Assistive Technology (AT) is any device or piece of equipment that allows a person to do something they couldn’t do otherwise. Essentially, AT is anything that makes participation in life easier, no matter age or ability!
AT solutions range from high-tech and expensive, to low-tech and simple.
AT for vision impairment can be broken down into several categories of technology. A few of these categories, in relation to employment are:
Video magnifiers, what used to be called closed-circuit television (CCTV), consist of a video camera used to project a magnified image onto another monitor. Magnifiers enlarge the print for those with low vision to see. The following companies offer a variety of magnifiers for different needs:
Digital Daisy Book Players
Talking book players are devices that play digital audio books. The National Library Service for the Blind provides a free player for audio books and magazines, based on eligibility. Click here for more information!
Here are some additional options for players:
Scanning and Reading Solutions
Taking Notes and Writing
Braille embossers are impact printers that convert text to tactile Braille cells. Using Braille translation software, a print document can be embossed with relative ease, making Braille production efficient and cost effective.
Electronic Braille Notetakers
An electronic braille note taker is a personal digital assistant with speech and Braille output. The user can read and write files, keep contacts and appointments, and do basic web browsing with email handling.

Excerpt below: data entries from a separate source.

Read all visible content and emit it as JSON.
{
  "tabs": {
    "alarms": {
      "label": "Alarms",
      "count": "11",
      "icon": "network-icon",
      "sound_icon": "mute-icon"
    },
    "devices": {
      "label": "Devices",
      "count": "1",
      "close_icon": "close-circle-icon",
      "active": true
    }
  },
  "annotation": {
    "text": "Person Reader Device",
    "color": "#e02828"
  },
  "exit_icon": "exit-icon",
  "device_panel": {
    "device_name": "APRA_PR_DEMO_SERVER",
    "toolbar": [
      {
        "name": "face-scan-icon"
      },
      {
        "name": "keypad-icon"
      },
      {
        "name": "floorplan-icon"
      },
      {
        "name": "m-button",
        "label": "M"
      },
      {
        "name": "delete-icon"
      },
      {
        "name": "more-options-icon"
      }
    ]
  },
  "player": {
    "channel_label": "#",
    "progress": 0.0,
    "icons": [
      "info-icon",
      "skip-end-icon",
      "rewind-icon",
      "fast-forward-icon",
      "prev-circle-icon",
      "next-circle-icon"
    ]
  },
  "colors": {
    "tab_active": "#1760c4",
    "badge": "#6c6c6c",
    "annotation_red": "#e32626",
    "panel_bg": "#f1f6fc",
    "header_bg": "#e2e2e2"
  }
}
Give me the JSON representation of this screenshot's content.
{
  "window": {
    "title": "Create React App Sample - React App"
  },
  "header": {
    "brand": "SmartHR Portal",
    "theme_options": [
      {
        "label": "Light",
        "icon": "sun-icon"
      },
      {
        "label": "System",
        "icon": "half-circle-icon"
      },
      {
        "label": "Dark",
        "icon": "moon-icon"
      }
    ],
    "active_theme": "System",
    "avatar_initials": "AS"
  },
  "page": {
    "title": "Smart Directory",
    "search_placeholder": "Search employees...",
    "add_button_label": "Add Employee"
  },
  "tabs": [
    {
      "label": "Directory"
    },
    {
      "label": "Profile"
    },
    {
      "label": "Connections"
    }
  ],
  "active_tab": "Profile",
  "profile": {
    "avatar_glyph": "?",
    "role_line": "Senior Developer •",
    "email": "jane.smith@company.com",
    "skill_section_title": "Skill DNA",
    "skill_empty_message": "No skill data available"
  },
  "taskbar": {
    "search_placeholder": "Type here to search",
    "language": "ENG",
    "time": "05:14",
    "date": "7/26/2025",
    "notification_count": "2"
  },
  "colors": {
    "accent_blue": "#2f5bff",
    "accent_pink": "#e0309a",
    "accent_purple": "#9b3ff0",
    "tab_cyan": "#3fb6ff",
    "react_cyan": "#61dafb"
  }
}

A refreshable Braille display is an electro-mechanical device for displaying Braille characters, by means of computer driven pins. Blind users can use Braille displays to read text output.
Braille displays provide access to information on a computer screen in braille.
Braille printers print hardcopy information from computer devices.
Braille note takers are portable devices with braille keyboards for entering information.
Computer and Internet Use
The contents of this website were developed with support from the Vocational Rehabilitation Technical Assistance Center for Targeted Communities (VR TAC TC: Project E3) at the Department of Rehabilitation and Disability Studies, Southern University, Baton Rouge, LA through a subcontract to the University of Kentucky, funded by the U.S. Department of Education, Rehabilitation Services Administration (Grant# H264F15003). Any opinions, findings, and conclusions or recommendations expressed in this material are those of the author(s) and do not necessarily reflect the views of the U. S. Department of Education or SUBR.